My imagination was fuelled by “bad” sci-fi movies; Fate Magazine; the charlatan, George Adamski, who claimed to have been taken on tours of the solar system by friendly aliens; and the story of Barney and Betty Hill, the New Hampshire couple famously “abducted” by aliens back in 1961.

Betty and Barney Hill

Larry and I decided to build the series around these UFO sightings and abductions; and the communist witch hunts of the 1950s that were orchestrated by Joseph McCarthy and his crowd of hooligans.

mccarthy-1

Our main character — the diligent, idealistic reporter Matt Sinkage — gets caught up in this mess. whose grip on reality might be described as tenuous. Sinkage is sure there is a deep state of corrupt capitalists, politicians and scientists who are manipulating events to the benefit of the chosen few. He just needs to convince the public through the efforts of his investigative reporting. Of course no one believes him. He’s accused of being paranoid and worse. He is our classic “Dickian” (as in Philip K. Dick) anti-hero.

I had “discovered” Dick in the mid-1970s (long after everyone else had). I’d been aware of him since I started reading science fiction as a young lad but didn’t read any of his books until I was at art college Then I read Time Out of Joint and I was hooked. 

Time Out of Joint

Into that bubbling stew of UFOs, “commonists,” and the shifting realities of Matt Sinkage, we added aspects of film noir, the wacky 1950s, bad sci-fi movies and good European comics. The Silent Invasion was born. 

After the first 12 issues of The Silent Invasion were completed we didn’t abandon comics all together. We collaborated with John van Bruggen on a 4-issue mini-series called Suburban Nightmares. Then, with John Sabljic, I worked on The New Frontier (not to be confused with DC’s The New Frontier by Darwyn Cooke). The New Frontier was an alternate world political satire that in retrospect seems somewhat prescient as it resembles Trump’s America.

Sub_Night_New_Frontier

In 2001, we returned to The Silent Invasion with a sequel set in the 1960s. NBM serialized the 5-part story, titled “Abductions” as a floppy comic and next year they will publish it for the first time in a more widely available collected edition. For those completists out there, I will be redrawing three pages for the new collection.

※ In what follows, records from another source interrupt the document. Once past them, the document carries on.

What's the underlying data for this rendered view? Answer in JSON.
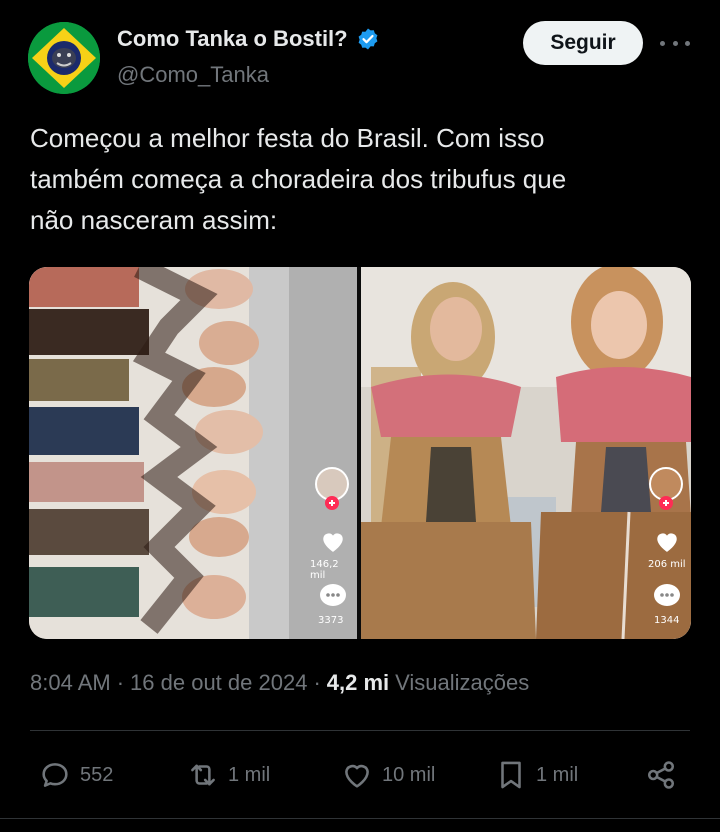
{
  "author": {
    "display_name": "Como Tanka o Bostil?",
    "handle": "@Como_Tanka",
    "verified": true,
    "avatar_icon": "brazil-flag-avatar"
  },
  "follow_label": "Seguir",
  "more_icon": "more-options-icon",
  "tweet": {
    "line1": "Começou a melhor festa do Brasil. Com isso",
    "line2": "também começa a choradeira dos tribufus que",
    "line3": "não nasceram assim:"
  },
  "media": {
    "left": {
      "likes": "146,2 mil",
      "comments": "3373"
    },
    "right": {
      "likes": "206 mil",
      "comments": "1344"
    }
  },
  "meta": {
    "time": "8:04 AM",
    "dot1": "·",
    "date": "16 de out de 2024",
    "dot2": "·",
    "views_count": "4,2 mi",
    "views_label": "Visualizações"
  },
  "actions": {
    "replies": "552",
    "reposts": "1 mil",
    "likes": "10 mil",
    "bookmarks": "1 mil"
  },
  "colors": {
    "background": "#000000",
    "text": "#e7e9ea",
    "muted": "#71767b",
    "verified": "#1d9bf0",
    "follow_bg": "#eff3f4"
  }
}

Sil_Invasion_NBM_Abductions01_smallest

Now, over to you Larry…

For more information on The Silent Invasion click here.

You can follow us on Facebook as well.